The Changing World of Work and Accompanying Partner Support

Date Created: 07.04.2014

The Changing World of Work and Accompanying Partner Support

The world of work and the scale and nature of global mobility is changing. The number of worldwide expatriates is increasing significantly, expected to exceed 56.8 million by 2017, and the very nature of how we live and work is also changing.

Recent research has identified 7 key megatrends that are now shaping work and working lives in our advanced economies:

·         The rise of knowledge based services

·         The impact of technology and globalization

·         Demographic change due to an ageing population and increased migration

·         The impact of more women in the workplace

·         The impact of a more educated workforce

·         A shift towards the individual worker profile

·         More diversity in the workplace and in how we work

So what does this new reality mean for a globally mobile workforce?

There is no longer one type of assignee; the term ‘expatriate’ now covers an ever widening and diversifying set of individuals. The traditional male ‘breadwinner’/female ‘trailing spouse’ expatriate profile is being overtaken by the ‘individual worker’ profile and dual income requirements and expectations are now making dual careers a workforce reality.

The profile of the accompanying partner is also changing  – more women are becoming international assignees (23% in 2013) and the proportion of male accompanying partners is also rising.

How agile are organisations in responding to these changes?

The shift in demographics and expectations of an increasingly global workforce is now pushing the dual worker and portable career issue to the very top of the agenda. However research shows that organisations are at different stages of their understanding and action with regard to the impact of this new global reality.

66% of employers state that the partner career issue impacts their ability to attract employees to international assignments and 51% have had employees turn down international assignments due to partner career and employment concerns. Yet in the past three years organisational support for accompanying partners has actually decreased.

What do accompanying partners actually want?

The evidence from a global study of 264 spouses in 54 global locations highlights the need for 3 areas of support:

Practical support:

·         Better preparation prior to relocation including coaching support

·         Immediate and ongoing support for the first three months from another experienced expat or a go-to person in the location.

Professional support

·         Networking assistance to help start the job search process

·         Access to a liaison officer or a local contact that can provide assistance with finding a job.

·         HR to have the relevant knowledge/skills or a process in place to support cultural and practical issues.

Social support:

·         Help with facilitating introductions in the new location – eg: a local contact or another accompanying partner who can act as a go-to person to support the settling in process.

·         Sufficient time for family adjustment.

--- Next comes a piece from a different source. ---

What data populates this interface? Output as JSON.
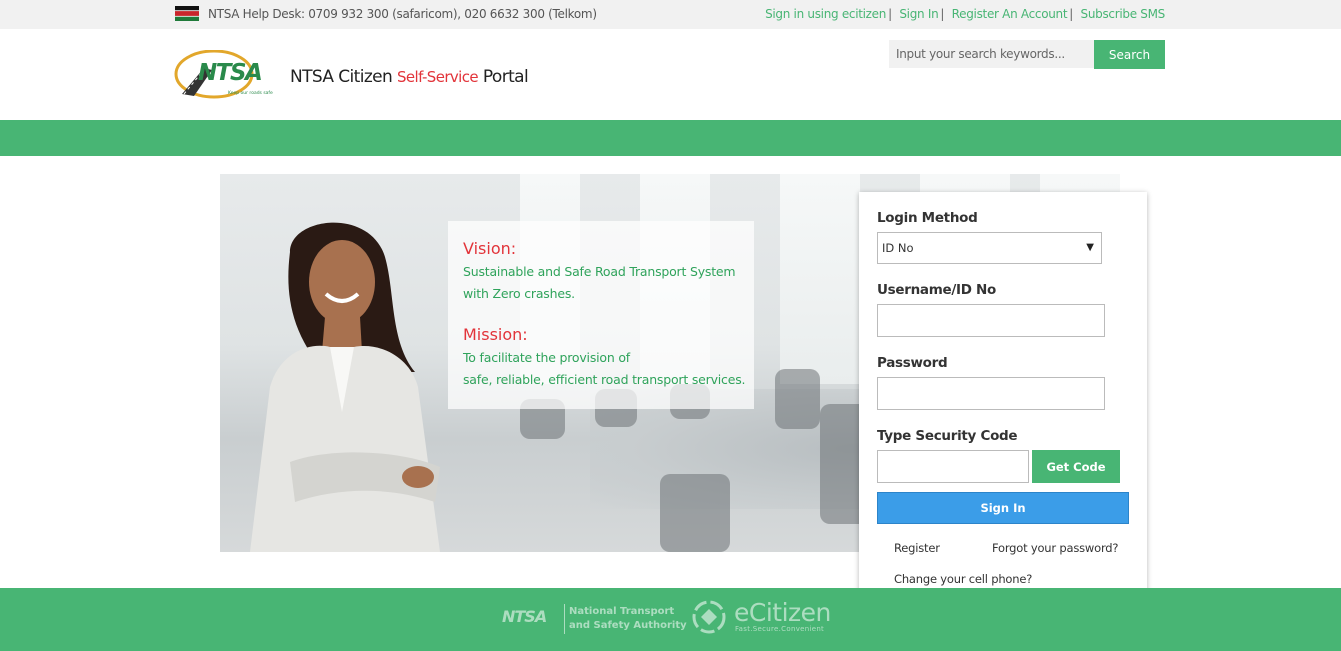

Accompanying partners also want more respect, to be included in the decision making process and to be given a realistic overview of the upcoming process.

What does the data tell us?

The type of practical, professional, social and networking support that accompanying partners seek can easily be put in place without impacting heavily on the organisational budget but it does require planning and engagement on behalf of the organisation.  

The research speaks for itself - the accompanying partner support agenda is shifting significantly and will continue to do so over the next three years. This shift is reflective of the new world of work and the changing demographic of the globally mobile worker. However evidence also suggests that many organisations have yet to be persuaded that supporting their globally mobile employees and accompanying partners in this era of modern mobility, is the right thing to do.

But maybe we’re now reaching a tipping point where the increase in diversity of the expatriate and accompanying partner profile, has reached such significant numbers, that from an organisational ROI perspective, they can no longer be ignored?

Measuring how quickly organisations respond to this shift over the next three years will be crucial to establishing a more modern agenda for partner support that best fits our new world of work.

Wendy Wilson and Claire Snowdon

Families in Global Transition UK (FIGT UK)